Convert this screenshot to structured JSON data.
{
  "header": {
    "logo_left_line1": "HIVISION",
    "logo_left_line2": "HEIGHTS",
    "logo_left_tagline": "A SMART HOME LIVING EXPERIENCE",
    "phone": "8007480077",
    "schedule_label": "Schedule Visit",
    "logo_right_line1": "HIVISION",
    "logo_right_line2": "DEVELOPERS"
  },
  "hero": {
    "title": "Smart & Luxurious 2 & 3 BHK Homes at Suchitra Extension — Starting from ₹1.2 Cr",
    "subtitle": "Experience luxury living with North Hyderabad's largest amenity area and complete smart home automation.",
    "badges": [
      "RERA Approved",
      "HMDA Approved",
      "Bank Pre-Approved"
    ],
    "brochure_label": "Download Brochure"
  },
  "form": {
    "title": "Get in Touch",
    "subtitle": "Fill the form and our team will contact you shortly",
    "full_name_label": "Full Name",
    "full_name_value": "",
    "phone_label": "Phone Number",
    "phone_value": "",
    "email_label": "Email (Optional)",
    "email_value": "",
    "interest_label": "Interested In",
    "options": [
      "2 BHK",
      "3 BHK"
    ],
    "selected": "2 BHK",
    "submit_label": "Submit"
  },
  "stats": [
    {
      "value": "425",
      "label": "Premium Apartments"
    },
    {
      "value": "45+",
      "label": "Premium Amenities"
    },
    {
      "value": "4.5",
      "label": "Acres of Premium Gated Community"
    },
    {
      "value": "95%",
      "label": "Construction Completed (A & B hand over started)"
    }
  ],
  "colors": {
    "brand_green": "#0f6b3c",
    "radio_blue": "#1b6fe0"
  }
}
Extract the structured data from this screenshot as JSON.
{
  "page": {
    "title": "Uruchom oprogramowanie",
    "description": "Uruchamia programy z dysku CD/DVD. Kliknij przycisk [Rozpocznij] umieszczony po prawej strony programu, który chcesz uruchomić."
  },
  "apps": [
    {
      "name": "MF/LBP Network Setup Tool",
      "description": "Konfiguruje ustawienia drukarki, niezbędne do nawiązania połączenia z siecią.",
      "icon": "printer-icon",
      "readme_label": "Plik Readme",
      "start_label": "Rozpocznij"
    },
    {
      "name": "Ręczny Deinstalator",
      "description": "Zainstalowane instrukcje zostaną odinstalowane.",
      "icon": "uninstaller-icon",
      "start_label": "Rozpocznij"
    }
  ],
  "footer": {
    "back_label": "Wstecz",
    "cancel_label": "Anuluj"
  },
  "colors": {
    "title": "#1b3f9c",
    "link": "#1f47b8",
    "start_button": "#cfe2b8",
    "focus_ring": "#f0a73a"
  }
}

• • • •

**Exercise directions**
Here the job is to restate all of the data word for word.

**Response to the task**
Convert this screenshot to structured JSON data.
{
  "header": {
    "logo_left_line1": "HIVISION",
    "logo_left_line2": "HEIGHTS",
    "logo_left_tagline": "A SMART HOME LIVING EXPERIENCE",
    "phone": "8007480077",
    "schedule_label": "Schedule Visit",
    "logo_right_line1": "HIVISION",
    "logo_right_line2": "DEVELOPERS"
  },
  "hero": {
    "title": "Smart & Luxurious 2 & 3 BHK Homes at Suchitra Extension — Starting from ₹1.2 Cr",
    "subtitle": "Experience luxury living with North Hyderabad's largest amenity area and complete smart home automation.",
    "badges": [
      "RERA Approved",
      "HMDA Approved",
      "Bank Pre-Approved"
    ],
    "brochure_label": "Download Brochure"
  },
  "form": {
    "title": "Get in Touch",
    "subtitle": "Fill the form and our team will contact you shortly",
    "full_name_label": "Full Name",
    "full_name_value": "",
    "phone_label": "Phone Number",
    "phone_value": "",
    "email_label": "Email (Optional)",
    "email_value": "",
    "interest_label": "Interested In",
    "options": [
      "2 BHK",
      "3 BHK"
    ],
    "selected": "2 BHK",
    "submit_label": "Submit"
  },
  "stats": [
    {
      "value": "425",
      "label": "Premium Apartments"
    },
    {
      "value": "45+",
      "label": "Premium Amenities"
    },
    {
      "value": "4.5",
      "label": "Acres of Premium Gated Community"
    },
    {
      "value": "95%",
      "label": "Construction Completed (A & B hand over started)"
    }
  ],
  "colors": {
    "brand_green": "#0f6b3c",
    "radio_blue": "#1b6fe0"
  }
}
Extract the structured data from this screenshot as JSON.
{
  "page": {
    "title": "Uruchom oprogramowanie",
    "description": "Uruchamia programy z dysku CD/DVD. Kliknij przycisk [Rozpocznij] umieszczony po prawej strony programu, który chcesz uruchomić."
  },
  "apps": [
    {
      "name": "MF/LBP Network Setup Tool",
      "description": "Konfiguruje ustawienia drukarki, niezbędne do nawiązania połączenia z siecią.",
      "icon": "printer-icon",
      "readme_label": "Plik Readme",
      "start_label": "Rozpocznij"
    },
    {
      "name": "Ręczny Deinstalator",
      "description": "Zainstalowane instrukcje zostaną odinstalowane.",
      "icon": "uninstaller-icon",
      "start_label": "Rozpocznij"
    }
  ],
  "footer": {
    "back_label": "Wstecz",
    "cancel_label": "Anuluj"
  },
  "colors": {
    "title": "#1b3f9c",
    "link": "#1f47b8",
    "start_button": "#cfe2b8",
    "focus_ring": "#f0a73a"
  }
}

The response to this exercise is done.